“I didn’t come out of my shell at Dale (Youth, ABC) until I was probably 15,” he said. “I went there for three or four years before anybody really spoke to me or had any idea what I was about. And that was all my choice. I had maybe one fight at school and that was more of a squabble. I think, on the whole, the other kids respected me. I was also cautious and knew not to upset the wrong sort of kid. I was always thinking and strategising.
“The kids that get in fights all the time are the ones that operate purely on emotion. They don’t think things through all that much.
“I was different, though. Even if I felt I had the measure of a kid, I was always worried about how many brothers or cousins he might have waiting outside the school grounds at the end of the day.”
He’s all grown up now, of course. Grown up in a boy to man sense, but also grown up as a prizefighter and businessman. At 30, his mind is his own, no longer moulded by older statesmen, and his thought process seems streamlined, centring less on legacy and more on providing for his family.
Perfection, he now realises, was unobtainable, an unrealistic goal. Yet the WBA super-middleweight title around his waist – a token of perseverance, of never giving up – is wonderfully real. It offers additional challenges to think about; it makes it easier to not think about setbacks.
Best of all, the arduous journey required to come to this realisation – the ups and downs, the joy and tragedy – seems to have helped form a mindset as strong as any fighter in Britain.
“I don’t believe in luck, in that you’ve either got it or you haven’t, but some things work out for you and some things don’t,” Groves said, five years before beating Fedor Chudinov to become a world champion. “I try not to dwell on bad things or curse my bad luck.
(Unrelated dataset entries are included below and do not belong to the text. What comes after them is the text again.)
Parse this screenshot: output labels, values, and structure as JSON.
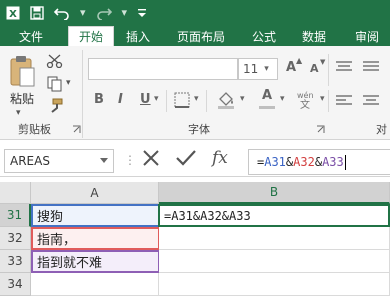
{
  "tabs": {
    "file": "文件",
    "home": "开始",
    "insert": "插入",
    "layout": "页面布局",
    "formulas": "公式",
    "data": "数据",
    "review": "审阅"
  },
  "ribbon": {
    "paste_label": "粘贴",
    "clipboard_group": "剪贴板",
    "font_group": "字体",
    "font_size": "11",
    "align_group_partial": "对",
    "bold": "B",
    "italic": "I",
    "underline": "U",
    "grow_font": "A",
    "shrink_font": "A",
    "font_color": "A"
  },
  "formula_bar": {
    "name_box": "AREAS",
    "fx_label": "fx",
    "formula": {
      "eq": "=",
      "ref1": "A31",
      "amp1": "&",
      "ref2": "A32",
      "amp2": "&",
      "ref3": "A33"
    }
  },
  "grid": {
    "columns": [
      "A",
      "B"
    ],
    "rows": [
      "31",
      "32",
      "33",
      "34"
    ],
    "cells": {
      "A31": "搜狗",
      "A32": "指南，",
      "A33": "指到就不难",
      "B31": "=A31&A32&A33"
    }
  },
  "colors": {
    "brand": "#217346",
    "ref_blue": "#4472c4",
    "ref_red": "#e05b5b",
    "ref_purple": "#8e5fb5"
  }
}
I think there’s an energy, not like karma or an aura, but something different, that travels along with us through life and you can influence that energy depending on whether you’re a positive or negative person.
“If, when you wake up in the morning, you look in the mirror and say to yourself, ‘Today is going to be a good day,’ there’s a pretty good chance it will be a good day, even if you only think that because you feel as though you should.
“On the other hand, if you wake up and start thinking, ‘Oh, s**t, my throat hurts, I’m coming down with something,’ then your path is set for that day. You’re going to feel terrible and your day will likely turn to s**t.
“I try to stay in the right frame of mind and remain positive. My tattoos are just a bit of fun really, a bit of decoration, but they also cheer me up and put me in the right frame of mind.”
On Groves’ left arm you’ll find lucky charms like the Maneki-neko, the Gingerbread Man, a four-leaf clover, and the number seven. His frame of mind, meanwhile, has been inked, stained and scarred by trauma, but is now stable, realistic and positive, and every bit as sharp and important as his left jab.
THE WISE MAN: Groves is a master of psychological warfare
THE DEBUT: Groves cruises to 1-0 against Psonko on the Haye-monte Barrett undercard in 2008